A mixed picture of the housing market as 2023 gets underway

Nicky Stevenson, MD of Fine & Country

The start of 2023 paints a mixed picture of the housing market, a rosier start than in 2022 for some, a more hesitant one for others. This is according to Nicky Stevenson, MD of Fine & Country, who adds that realism versus aspiration is set to be critical for sellers transacting over the coming months.

She notes that to a large extent the housing market continues to let the dust settle on the understandably chaotic final quarter of 2022. “The Bank of England indicates that December mortgage approvals, at 35,600, were at their lowest level since the Global Financial Crisis, down by nearly a third quarter on quarter. However, Rightmove report the number of prospective buyers contacting agents at the start of the year was up 4% compared to the last ‘normal’ market in 2019. The start of January was also the third busiest day on record for property valuations, considered a sign of future demand,” Stevenson comments.

She adds that by the end of January, the swap rate had pared back to 3.8%, its level of early September. Although the base rate of interest has just risen to 4%, it looks likely to stay below 4.5%. “These factors, together with the latest forecasts for the UK economy, mean that mortgage approvals are likely to settle somewhere above December’s level. There are signs too that inflation has peaked, and the latest independent forecasts for the UK economy released by HM Treasury paint a tentatively more optimistic picture, with the economy now expected to contract in 2023 by less than 1%,” says Stevenson.

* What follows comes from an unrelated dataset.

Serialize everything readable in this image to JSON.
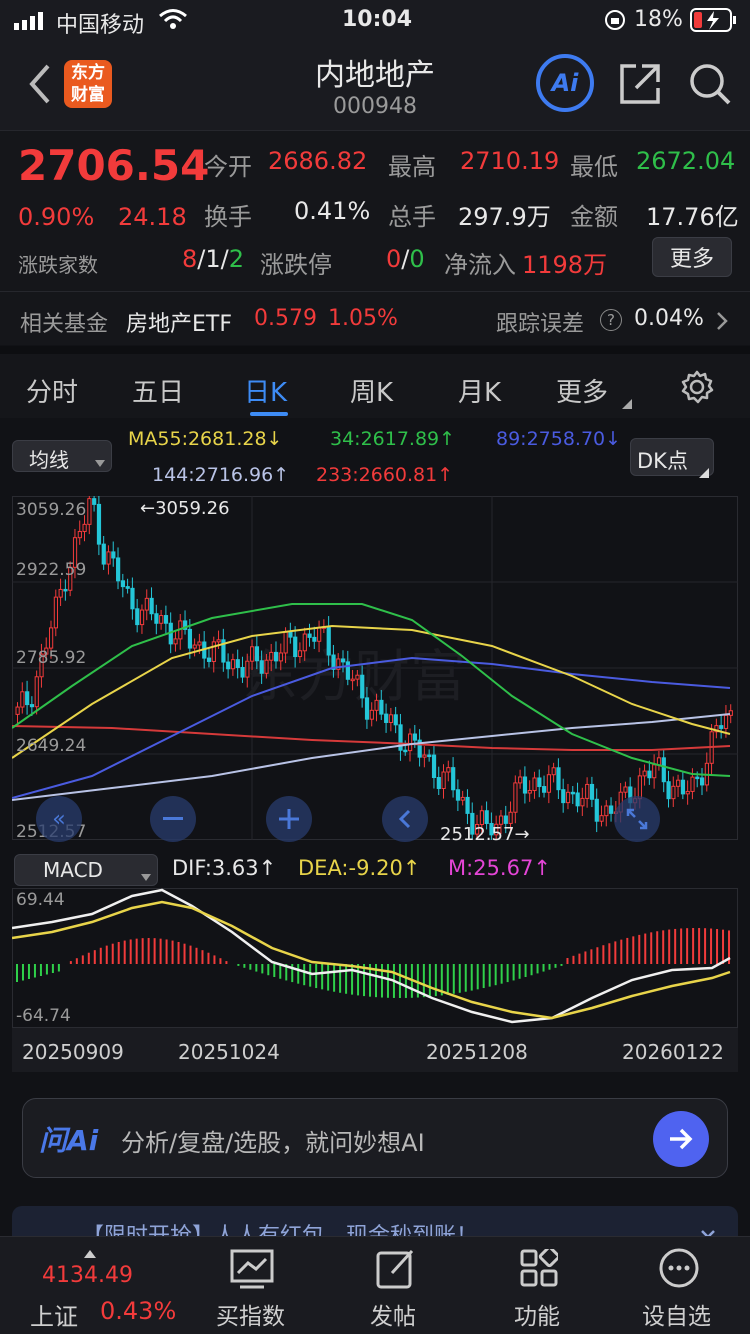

The rate of house price growth continues to moderate. Nationwide report annual price growth in January fell to 1.1%, down from 2.8% in December, and all major indices indicate month-on-month marginal falls in prices. “This contrasts with new seller asking prices which rose by 0.9% in January, the equivalent of £3,301, however, they are over £8,000 lower than their peak in October. With the market of 2023 set to be dominated, at least in the short term, by needs-based buyers as opposed to discretionary buyers, price sensitivity will be key to securing interest and offers, with the supply/demand pendulum likely to swing back in the favour of buyers,” Stevenson comments. “As many have commented, gains achieved in the market in recent times mean that for the majority of sellers a reduction in asking price is unlikely to translate into a financial loss when compared to the purchase price, rather sellers need to ensure their aspirations align to current market conditions.”

Focusing specifically on the prime sector, Stevenson says that year-on-year price growth in the premium markets is currently outpacing the wider market. “The 10.8% annual price growth continues to be fuelled by high value activity in London and across the South. At £851,000 the prime market price threshold has risen by over £125,000 compared to January 2021,” she notes. 

According to Stevenson, the recently released data from the 2021 Census indicates that there are close to 25 million households in England and Wales, of which 62% are in home ownership. This is down from 63% in 2011. “Such properties are either owned outright or owned with a mortgage or a loan. Mortgage status that has been recorded by the census since 1991 and Census 2021 marks the first time the data has shown that a greater proportion of homeowners are now mortgage free, at 53%, up from 47% in 2011. Wales and the South West boast the highest proportion of mortgage-free homeowners of all regions of England and Wales, while only in London is the proportion lower than 50%,” she concludes.